They have come from Southern Water’s pumping station at Fort Cumberland, Eastney.

Nearly all of Portsmouth’s sewage is pumped from Eastney to Budd’s Farm, in Havant, where it is treated and then pumped miles out to sea through a pipe under the harbour.

But, whenever there is a large amount of rainfall and the pumps cannot cope, some of the sewage has to be emitted into the harbour through a pipe at Fort Cumberland. Normally this is screened to make sure large sewage items do not get into the harbour.

But since August 27, the screening system at Fort Cumberland has stopped working after being damaged during a large storm.

It means whenever there is higher than average rainfall, the harbour is being polluted.

The harbour, a Site of Special Scientific Interest, is home to 50,000 birds and a population of seals and has international wildlife status.

Louise MacCallum, environment officer for Langstone Harbour Board, said: ‘Having untreated sewage in what is effectively a nature reserve is not a good thing. They should have got it fixed sooner.’

David Willetts, MP for Havant and Hayling Island, said: ‘Langstone Harbour, Chichester Harbour and the Solent are precious natural habitats. They are places where swimmers and windsurfers enjoy. It’s shocking if raw sewage has got into the sea.

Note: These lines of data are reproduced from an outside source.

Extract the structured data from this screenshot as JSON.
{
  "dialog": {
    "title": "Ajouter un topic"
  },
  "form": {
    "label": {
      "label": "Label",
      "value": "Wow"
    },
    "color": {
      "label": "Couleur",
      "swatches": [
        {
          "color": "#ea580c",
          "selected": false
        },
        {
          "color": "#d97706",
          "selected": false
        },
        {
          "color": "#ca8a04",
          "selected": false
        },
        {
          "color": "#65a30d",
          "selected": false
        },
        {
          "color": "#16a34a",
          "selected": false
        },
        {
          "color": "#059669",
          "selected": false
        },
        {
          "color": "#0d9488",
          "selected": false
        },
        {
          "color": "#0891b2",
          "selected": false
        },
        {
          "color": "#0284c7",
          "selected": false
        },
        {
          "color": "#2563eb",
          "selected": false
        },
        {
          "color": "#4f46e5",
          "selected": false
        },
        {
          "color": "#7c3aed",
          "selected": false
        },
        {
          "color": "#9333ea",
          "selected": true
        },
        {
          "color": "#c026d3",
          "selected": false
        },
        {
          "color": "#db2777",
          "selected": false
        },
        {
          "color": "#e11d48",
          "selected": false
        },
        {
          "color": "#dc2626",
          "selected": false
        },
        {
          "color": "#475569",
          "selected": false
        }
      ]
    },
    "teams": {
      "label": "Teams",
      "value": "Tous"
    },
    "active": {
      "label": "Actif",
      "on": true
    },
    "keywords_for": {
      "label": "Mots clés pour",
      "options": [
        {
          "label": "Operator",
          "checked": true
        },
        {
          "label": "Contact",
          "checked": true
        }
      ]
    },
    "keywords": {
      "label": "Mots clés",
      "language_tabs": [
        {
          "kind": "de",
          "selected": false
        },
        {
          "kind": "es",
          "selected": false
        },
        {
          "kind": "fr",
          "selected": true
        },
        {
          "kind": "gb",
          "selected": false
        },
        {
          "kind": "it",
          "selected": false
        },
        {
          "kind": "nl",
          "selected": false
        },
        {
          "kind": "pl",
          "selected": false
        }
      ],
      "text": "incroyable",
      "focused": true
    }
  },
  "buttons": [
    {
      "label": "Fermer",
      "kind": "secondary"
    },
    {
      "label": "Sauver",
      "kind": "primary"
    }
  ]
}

‘I could understand if occasionally there is a technical problem. But 11 occasions is way beyond acceptable. If the screening system was broken, it should have been fixed. It shouldn’t have taken six months.’

Under government rules, Southern Water does not have permission to let unscreened sewage enter the harbour and could be fined.

A statement from the Environment Agency said: ‘The Environment Agency’s investigation into the issues at Langstone Harbour is ongoing, and we hope to conclude this shortly.

‘We are working with all parties involved to ensure that all aspects of the incident are properly examined.’

Southern Water said it fixed the Fort Cumberland problems last week.

Leilah Nicola said: ‘We have invested £100,000 to improve our site at Fort Cumberland. The work was necessary following an exceptional storm in August 2010, which damaged the site.

‘Screens have been enhanced and control systems replaced at the site, which remained operational throughout the work.

‘The investment will ensure the Fort Cumberland outlet provides a greater level of protection to Portsmouth and the environment.’

Pressed on why it took six months to fix the problem, she added: ‘We started this almost immediately after the storm and it was completed to schedule. Schemes such as this are complex and highly technical and cannot be completed overnight.’